Origin of the term. The term ” scientism appears at the turn of the 19th to the 20th century, the author Romain Rolland having used it in his play Les loups.
scientism Philosophical opinion, from the end of the 19th century, which affirms that science enables us to know the totality of the things which exist and that this knowledge is sufficient to satisfy all human aspirations. (VS’is a form of positivism.) 2. Doctrine of Christian Science.
the positivism, as thought by Auguste Comte, is a variation of evolutionism in the sense that the notion of progress is at the center of History. The human being is progressing, and its history is a continual evolution towards the best in all areas (technology, science, philosophy).
Anything that can pretend scientist after a few years of science studies. This is how we see many people debiting anneries on the net or elsewhere under cover of this name.
the positivism is evolutionism through science. For the positivismhuman progress is such that everything can be explained by the discoveries of the 6 basic sciences (chemistry, physics, biology, mathematics, astronomy, sociology).
The term “technocracy” was not used to designate a type of government by technical decision-making until 1932, when it was taken up by the technocratic movement which during the 1930s enjoyed significant notoriety and significant membership.

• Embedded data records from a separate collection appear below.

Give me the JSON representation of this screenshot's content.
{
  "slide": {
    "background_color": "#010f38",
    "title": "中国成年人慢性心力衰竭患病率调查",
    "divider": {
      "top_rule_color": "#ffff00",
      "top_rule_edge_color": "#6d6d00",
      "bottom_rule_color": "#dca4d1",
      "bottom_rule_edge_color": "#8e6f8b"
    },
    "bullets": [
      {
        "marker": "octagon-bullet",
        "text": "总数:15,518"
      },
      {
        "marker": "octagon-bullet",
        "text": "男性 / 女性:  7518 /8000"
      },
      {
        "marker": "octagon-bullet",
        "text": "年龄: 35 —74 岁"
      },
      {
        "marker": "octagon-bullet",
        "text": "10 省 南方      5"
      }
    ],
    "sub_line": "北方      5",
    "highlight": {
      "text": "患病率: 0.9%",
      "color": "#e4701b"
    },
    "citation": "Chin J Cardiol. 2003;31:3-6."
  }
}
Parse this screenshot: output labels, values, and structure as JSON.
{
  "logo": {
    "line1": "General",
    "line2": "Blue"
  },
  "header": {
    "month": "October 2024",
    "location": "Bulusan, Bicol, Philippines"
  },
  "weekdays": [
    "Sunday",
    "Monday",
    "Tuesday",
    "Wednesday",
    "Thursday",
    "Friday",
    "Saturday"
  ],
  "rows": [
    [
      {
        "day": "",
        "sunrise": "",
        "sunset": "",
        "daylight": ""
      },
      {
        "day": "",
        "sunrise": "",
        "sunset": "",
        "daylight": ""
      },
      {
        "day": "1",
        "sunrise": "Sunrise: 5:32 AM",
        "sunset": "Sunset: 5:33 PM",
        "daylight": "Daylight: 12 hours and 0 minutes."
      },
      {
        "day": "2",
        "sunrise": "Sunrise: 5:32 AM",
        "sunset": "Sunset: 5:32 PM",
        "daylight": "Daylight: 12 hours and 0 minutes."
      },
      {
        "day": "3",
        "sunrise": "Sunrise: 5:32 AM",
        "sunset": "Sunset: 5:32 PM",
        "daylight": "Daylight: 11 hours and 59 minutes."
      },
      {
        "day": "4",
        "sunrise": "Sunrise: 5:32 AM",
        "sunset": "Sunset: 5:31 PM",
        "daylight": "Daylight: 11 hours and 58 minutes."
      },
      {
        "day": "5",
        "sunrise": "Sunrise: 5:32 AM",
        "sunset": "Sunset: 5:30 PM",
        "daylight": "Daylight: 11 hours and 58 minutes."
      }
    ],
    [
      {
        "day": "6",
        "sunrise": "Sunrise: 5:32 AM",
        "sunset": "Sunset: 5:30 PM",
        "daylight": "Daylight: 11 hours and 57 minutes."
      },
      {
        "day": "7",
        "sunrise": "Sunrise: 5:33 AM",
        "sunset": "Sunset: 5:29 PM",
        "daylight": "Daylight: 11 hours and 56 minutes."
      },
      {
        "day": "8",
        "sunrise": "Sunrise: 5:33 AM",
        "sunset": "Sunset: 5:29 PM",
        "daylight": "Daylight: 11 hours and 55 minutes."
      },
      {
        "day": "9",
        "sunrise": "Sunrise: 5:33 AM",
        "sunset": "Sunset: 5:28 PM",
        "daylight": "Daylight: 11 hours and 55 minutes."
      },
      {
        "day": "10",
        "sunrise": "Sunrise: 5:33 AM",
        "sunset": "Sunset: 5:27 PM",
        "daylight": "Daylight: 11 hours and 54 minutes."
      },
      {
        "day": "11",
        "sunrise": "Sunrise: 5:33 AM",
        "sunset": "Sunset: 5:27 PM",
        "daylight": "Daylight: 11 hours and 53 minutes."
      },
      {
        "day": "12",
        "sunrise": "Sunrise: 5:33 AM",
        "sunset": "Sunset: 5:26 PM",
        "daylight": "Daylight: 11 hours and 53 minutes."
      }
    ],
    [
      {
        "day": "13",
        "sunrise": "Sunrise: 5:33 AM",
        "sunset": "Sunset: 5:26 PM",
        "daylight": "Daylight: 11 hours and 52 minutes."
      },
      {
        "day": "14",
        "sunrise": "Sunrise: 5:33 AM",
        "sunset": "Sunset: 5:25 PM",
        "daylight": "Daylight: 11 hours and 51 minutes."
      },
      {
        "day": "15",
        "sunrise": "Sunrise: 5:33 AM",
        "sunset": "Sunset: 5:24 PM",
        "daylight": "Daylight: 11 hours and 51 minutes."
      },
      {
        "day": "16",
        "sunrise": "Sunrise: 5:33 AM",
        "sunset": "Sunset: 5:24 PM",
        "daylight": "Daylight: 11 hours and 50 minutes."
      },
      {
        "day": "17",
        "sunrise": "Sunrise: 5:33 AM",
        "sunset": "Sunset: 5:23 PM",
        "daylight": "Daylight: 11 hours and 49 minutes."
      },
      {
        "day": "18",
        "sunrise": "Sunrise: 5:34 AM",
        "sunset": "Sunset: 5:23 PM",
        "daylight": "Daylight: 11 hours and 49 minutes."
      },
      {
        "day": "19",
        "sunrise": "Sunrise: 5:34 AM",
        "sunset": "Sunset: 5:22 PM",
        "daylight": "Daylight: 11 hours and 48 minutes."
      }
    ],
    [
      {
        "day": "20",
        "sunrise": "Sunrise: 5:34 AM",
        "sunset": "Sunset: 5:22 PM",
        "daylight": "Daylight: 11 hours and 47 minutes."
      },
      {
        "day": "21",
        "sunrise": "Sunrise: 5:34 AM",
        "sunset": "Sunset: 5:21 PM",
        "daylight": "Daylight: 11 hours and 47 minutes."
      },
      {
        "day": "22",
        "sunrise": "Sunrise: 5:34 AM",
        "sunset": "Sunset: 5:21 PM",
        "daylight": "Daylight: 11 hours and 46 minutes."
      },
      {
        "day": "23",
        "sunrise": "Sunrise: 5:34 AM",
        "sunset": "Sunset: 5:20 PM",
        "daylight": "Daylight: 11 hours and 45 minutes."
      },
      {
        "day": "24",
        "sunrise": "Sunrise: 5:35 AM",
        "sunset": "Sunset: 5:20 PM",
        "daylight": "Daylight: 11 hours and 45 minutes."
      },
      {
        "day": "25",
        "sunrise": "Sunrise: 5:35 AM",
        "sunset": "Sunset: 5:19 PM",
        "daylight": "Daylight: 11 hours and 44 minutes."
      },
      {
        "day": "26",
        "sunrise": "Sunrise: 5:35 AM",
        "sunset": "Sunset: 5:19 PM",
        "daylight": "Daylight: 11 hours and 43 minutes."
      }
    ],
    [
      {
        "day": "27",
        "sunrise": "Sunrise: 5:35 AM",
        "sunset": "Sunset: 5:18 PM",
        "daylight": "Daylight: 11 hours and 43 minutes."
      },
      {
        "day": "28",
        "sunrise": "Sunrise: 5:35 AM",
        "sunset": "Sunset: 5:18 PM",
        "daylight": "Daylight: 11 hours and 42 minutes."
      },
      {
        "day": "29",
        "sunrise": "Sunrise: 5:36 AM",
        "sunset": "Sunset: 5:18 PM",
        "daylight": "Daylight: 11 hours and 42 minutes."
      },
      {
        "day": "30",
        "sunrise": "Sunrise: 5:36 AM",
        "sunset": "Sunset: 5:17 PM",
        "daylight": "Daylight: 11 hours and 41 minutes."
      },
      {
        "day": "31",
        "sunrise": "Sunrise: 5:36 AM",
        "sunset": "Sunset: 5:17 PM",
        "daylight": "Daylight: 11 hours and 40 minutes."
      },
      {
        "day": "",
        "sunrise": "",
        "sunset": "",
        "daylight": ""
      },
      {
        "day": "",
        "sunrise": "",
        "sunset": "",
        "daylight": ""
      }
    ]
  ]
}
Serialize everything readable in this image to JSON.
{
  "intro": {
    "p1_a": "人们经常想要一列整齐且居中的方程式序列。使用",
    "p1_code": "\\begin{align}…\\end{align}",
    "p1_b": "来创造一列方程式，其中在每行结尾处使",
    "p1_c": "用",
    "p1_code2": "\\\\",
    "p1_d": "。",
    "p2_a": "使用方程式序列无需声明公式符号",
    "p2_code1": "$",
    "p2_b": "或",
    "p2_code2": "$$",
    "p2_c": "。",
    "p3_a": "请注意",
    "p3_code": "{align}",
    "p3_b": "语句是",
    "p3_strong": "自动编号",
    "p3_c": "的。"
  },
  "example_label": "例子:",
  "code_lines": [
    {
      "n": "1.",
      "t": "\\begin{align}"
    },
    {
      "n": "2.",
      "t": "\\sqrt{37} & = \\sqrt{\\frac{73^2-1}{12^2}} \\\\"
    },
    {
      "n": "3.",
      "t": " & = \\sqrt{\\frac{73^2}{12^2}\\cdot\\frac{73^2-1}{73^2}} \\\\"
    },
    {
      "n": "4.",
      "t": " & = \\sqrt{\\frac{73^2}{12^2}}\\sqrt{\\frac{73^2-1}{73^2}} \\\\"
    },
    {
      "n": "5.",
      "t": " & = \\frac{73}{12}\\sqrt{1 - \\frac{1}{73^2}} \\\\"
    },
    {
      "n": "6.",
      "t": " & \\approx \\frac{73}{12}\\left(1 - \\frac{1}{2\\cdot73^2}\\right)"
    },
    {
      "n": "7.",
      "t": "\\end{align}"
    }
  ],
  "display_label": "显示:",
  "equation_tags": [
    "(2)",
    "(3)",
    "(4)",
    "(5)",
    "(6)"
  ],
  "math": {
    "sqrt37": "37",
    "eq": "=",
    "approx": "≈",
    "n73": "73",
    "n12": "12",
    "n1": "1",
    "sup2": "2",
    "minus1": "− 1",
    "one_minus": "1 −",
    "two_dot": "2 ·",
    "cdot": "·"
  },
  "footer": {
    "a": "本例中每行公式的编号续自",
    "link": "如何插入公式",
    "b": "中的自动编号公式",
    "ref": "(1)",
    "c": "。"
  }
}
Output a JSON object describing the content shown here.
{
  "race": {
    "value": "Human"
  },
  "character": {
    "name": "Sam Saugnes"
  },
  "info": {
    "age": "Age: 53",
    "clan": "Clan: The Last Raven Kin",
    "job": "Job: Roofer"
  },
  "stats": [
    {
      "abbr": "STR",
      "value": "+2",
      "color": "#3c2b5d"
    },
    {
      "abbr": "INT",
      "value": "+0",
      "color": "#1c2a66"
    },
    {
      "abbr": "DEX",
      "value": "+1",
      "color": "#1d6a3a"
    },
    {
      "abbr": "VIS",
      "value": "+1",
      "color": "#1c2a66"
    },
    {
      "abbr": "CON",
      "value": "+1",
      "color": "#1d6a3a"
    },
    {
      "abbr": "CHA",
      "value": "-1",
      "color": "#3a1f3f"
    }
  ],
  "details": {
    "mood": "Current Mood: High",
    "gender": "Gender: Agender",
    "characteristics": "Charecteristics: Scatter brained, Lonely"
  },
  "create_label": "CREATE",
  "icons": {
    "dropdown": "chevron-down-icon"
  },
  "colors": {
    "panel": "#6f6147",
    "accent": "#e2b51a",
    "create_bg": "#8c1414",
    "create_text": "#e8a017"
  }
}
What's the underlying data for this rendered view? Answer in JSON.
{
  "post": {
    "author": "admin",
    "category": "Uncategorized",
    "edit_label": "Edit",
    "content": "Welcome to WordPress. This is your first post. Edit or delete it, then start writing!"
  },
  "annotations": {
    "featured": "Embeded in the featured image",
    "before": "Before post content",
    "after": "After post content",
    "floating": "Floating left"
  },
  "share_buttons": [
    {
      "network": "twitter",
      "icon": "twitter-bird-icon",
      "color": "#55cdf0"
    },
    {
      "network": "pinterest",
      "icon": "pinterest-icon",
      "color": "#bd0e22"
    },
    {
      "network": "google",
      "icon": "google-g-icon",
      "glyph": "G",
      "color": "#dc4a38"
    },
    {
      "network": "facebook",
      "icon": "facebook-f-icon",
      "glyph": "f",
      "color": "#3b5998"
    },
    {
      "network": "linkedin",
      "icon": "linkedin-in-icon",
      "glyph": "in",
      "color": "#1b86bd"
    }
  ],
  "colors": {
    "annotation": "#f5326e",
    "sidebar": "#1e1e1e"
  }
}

The very term “technocracy” has its origins in the 1920s, with industrialization, the economic crisis and the Great Depression; but the corresponding notion has deep roots in Western culture and history.
Among the characteristic and recurring features of the notion of technocracy, we find the emphasis on the competence and methods of the technician and the scientist, identified with the notions of rigor and rationality.
Scientism nevertheless has its roots in much earlier philosophies, including: in the 19th century, the Saint-Simonian ideology, which advocated the scientific reorganization of society, as well as the positivism of Auguste Comte. Thus, Friedrich Hayek sees in the École Polytechnique the “source of scientistic pride”.